Just how do action heroes get third party insurance?
What I’ve Been Watching. Tim Robinson has been watching Extraction 2 on Netflix.
And if you were shot through the back of your hand while hanging one-handed off the top of a skyscraper it might make you lose your concentration.
I've been pondering these questions since watching Extraction 2 - the No.1 rated film on Netflix for two weeks running.
The sequel to Extraction, it’s not a documentary about the eternal search for an NHS dentist. It’s a full-on “against-all-odds high-octane thrill-ride” about a mercenary called Tyler Rake who must rescue the family of a Georgian gangster.
In the process, Rake (Chris Hemsworth) kills at least 29 people (online body counts vary) in a huge range of inventive ways - machine guns, grenades, rocket launchers and pistols being the most conventional.
Less ordinary despatch methods include crushing someone’s head with a set of gym weights and catapulting a baddie off a gym treadmill into oblivion.
He doesn't actually kill anyone with a rake - although someone else does, which I suspect is an in-joke from the director, former stuntman Sam Hargrave.
Apparently it’s getting more and more difficult to show people being killed with new and original brutality.
So for a touch of realism Hargrave has been taking inspiration from Youtube ‘fail’ videos featuring people falling over railings and knackering themselves on trampolines.
The whole film revels in glorious animated carnage but if you think it’s over the top, you should see Extraction 1 - Tyler Rake kills 183 (yes, 183) people in that.
Action films have for a long time been morphing into the same narrative as shoot-em-up video games.
There’s always an utterly breathtaking one-take, no-cuts shot as the hero works his way through a factory, a train, a car chase, or all three - relentlessly killing baddies as they pop up.
And the hero - Tyler Rake, John Wick, John McClane, Ethan Hawke - is always completely indestructible.
At one point in Extraction 2, Rake takes cover from the blast of a helicopter railgun behind a ladder.
Which you can see through.
Even though he’s been beaten, strangled and shot multiple times a couple of hours’ rest, some self-stitching and a few push-ups later he’s back in the saddle blasting away baddies.
It’s all great entertainment, but it’s getting repetitive now and my mind has begun to wander to more detailed plot matters - namely:
1 After the car chases, who clears up the demolished market stalls and sorts out the insurance claims for the demolished chase cars (there’s another, perhaps less thrilling, film in this).
2 What happens to all the bodies?
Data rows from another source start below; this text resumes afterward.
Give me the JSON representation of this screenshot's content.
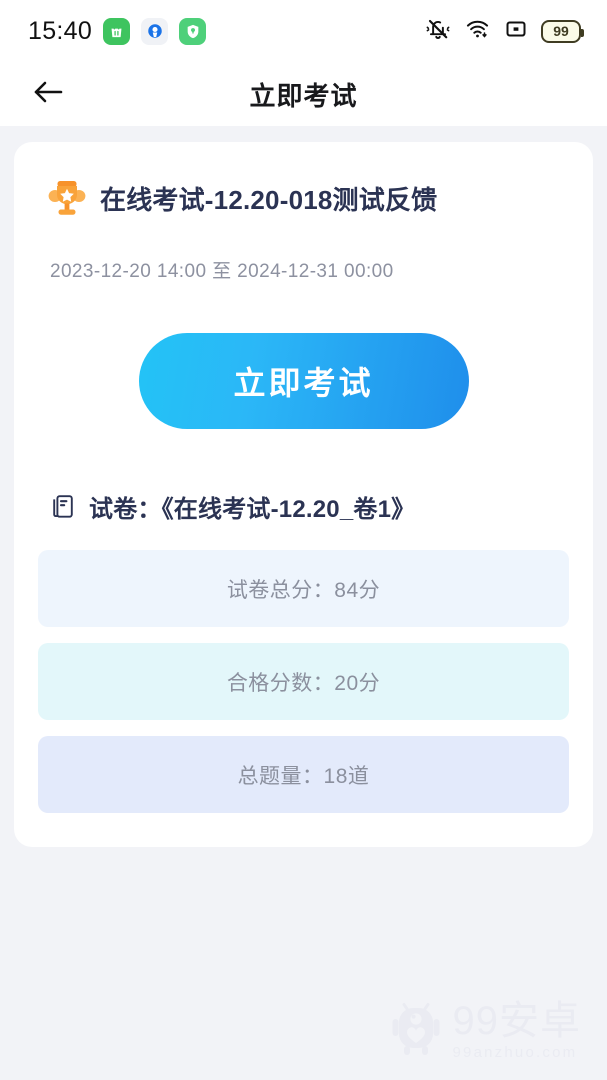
{
  "statusbar": {
    "time": "15:40",
    "app_icons": [
      "shopping-bag-icon",
      "browser-icon",
      "shield-icon"
    ],
    "mute_icon": "bell-mute-icon",
    "wifi_icon": "wifi-icon",
    "signal_icon": "signal-box-icon",
    "battery_level": "99"
  },
  "navbar": {
    "back_icon": "arrow-left-icon",
    "title": "立即考试"
  },
  "exam": {
    "trophy_icon": "trophy-icon",
    "title": "在线考试-12.20-018测试反馈",
    "date_range": "2023-12-20 14:00 至 2024-12-31 00:00",
    "cta_label": "立即考试",
    "paper_icon": "document-icon",
    "paper_label": "试卷：《在线考试-12.20_卷1》",
    "info_rows": [
      {
        "text": "试卷总分：84分"
      },
      {
        "text": "合格分数：20分"
      },
      {
        "text": "总题量：18道"
      }
    ]
  },
  "watermark": {
    "logo_icon": "android-robot-icon",
    "name": "99安卓",
    "site": "99anzhuo.com"
  },
  "colors": {
    "page_bg": "#f2f3f7",
    "card_bg": "#ffffff",
    "title": "#2b3353",
    "muted": "#8d91a0",
    "cta_from": "#23c3f6",
    "cta_to": "#1f8eeb",
    "trophy": "#f79228",
    "row_tints": [
      "#eef5fd",
      "#e3f7fa",
      "#e3eafb"
    ]
  }
}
The 183 corpses generated in Extraction 1 must have been a bonanza for the Dhaka undertaker industry.
3 What does Tyler Rake’s no claims bonus look like? I bet he has a hell of a job at the car rental place at the airport.
4 What about the families of the baddies? Picture this: “We’re terribly sorry, your son/husband was killed in a very unusual accident when he was stabbed, electrocuted and made to swallow a hand grenade.”
And when it comes to the baddies I could linger here on how they’re all . . . . of a type.
By that I mean Eastern European.
It used to be all English baddies in ‘80s US action films, then Russians - these days they’re Chechens or in the case of Extraction 2, Georgians.
There’s no doubt many a film school thesis on how the baddie reflects the geopolitical and racial prejudices of Hollywood.
Interestingly enough, in many Chinese-made action flicks the go-to baddie actor is an Englishman from St Neots called Kevin Lee (who often plays an American).
Perhaps one day Netflix will provide us with an action film that answers all my questions - until then I can’t wait for Extraction 3.